- [WHAT TO PRODUCE] Across all the records, filter for lines with the word "places" and copy them.
-------- RECORDS FOR THIS EXERCISE --------
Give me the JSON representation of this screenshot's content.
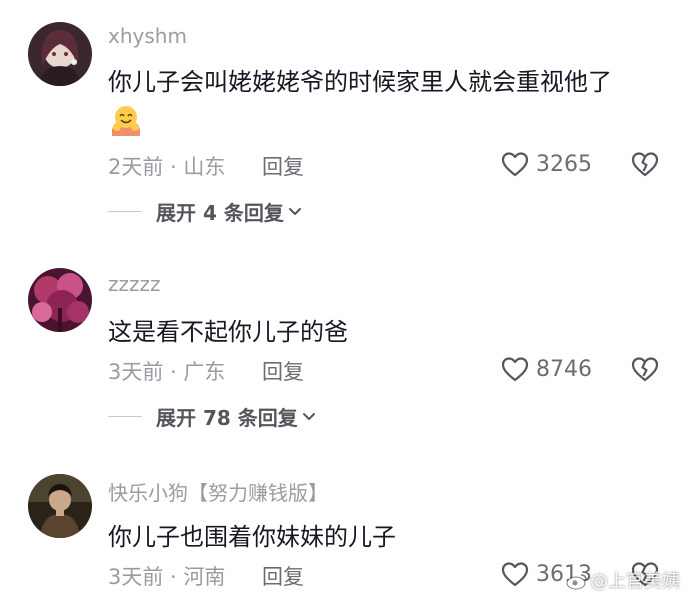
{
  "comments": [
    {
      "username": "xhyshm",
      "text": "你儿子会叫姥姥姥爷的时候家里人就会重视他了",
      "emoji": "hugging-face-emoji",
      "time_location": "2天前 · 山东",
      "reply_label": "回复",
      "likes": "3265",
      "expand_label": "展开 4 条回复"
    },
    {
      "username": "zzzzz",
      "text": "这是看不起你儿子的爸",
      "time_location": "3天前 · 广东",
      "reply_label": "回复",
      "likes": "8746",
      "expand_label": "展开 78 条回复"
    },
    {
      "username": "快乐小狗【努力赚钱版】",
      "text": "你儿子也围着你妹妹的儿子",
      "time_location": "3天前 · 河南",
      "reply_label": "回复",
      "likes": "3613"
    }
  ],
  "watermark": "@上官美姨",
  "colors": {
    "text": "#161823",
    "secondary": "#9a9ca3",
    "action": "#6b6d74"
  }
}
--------
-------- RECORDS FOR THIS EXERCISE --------
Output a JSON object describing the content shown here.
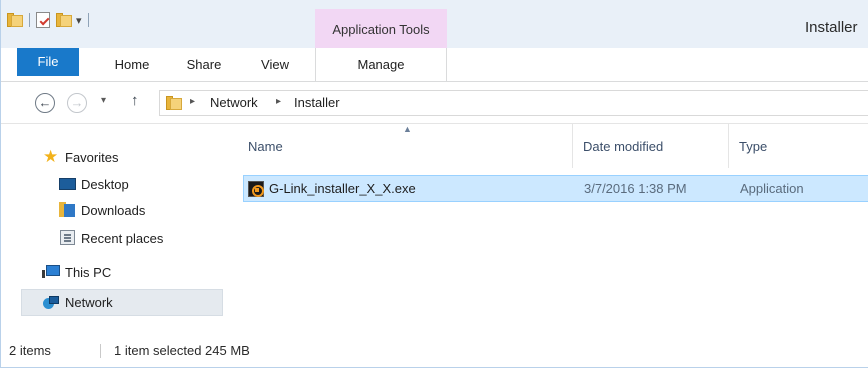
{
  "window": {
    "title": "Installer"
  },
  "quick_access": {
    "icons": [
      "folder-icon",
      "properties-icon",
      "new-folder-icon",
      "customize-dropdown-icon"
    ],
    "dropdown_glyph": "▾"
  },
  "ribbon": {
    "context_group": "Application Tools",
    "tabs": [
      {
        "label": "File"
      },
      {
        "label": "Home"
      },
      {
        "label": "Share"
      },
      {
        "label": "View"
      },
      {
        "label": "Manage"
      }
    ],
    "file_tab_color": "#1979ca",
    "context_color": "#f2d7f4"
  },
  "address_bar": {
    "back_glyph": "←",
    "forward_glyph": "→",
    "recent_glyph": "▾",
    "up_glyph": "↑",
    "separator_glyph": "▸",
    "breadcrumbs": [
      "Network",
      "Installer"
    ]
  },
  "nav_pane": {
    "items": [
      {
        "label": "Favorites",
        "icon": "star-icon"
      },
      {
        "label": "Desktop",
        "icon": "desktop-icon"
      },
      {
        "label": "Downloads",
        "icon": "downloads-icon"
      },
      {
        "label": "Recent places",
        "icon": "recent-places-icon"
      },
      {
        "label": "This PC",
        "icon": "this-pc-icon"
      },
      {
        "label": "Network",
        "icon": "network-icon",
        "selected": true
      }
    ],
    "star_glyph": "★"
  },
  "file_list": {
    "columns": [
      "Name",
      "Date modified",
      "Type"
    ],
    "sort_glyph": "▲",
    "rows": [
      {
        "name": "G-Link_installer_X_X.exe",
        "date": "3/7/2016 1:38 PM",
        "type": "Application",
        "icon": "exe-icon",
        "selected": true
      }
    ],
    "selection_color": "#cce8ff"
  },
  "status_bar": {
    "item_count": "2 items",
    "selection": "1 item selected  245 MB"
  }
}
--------
- [PROBLEM SOLUTION]
        "label": "Recent places",
        "icon": "recent-places-icon"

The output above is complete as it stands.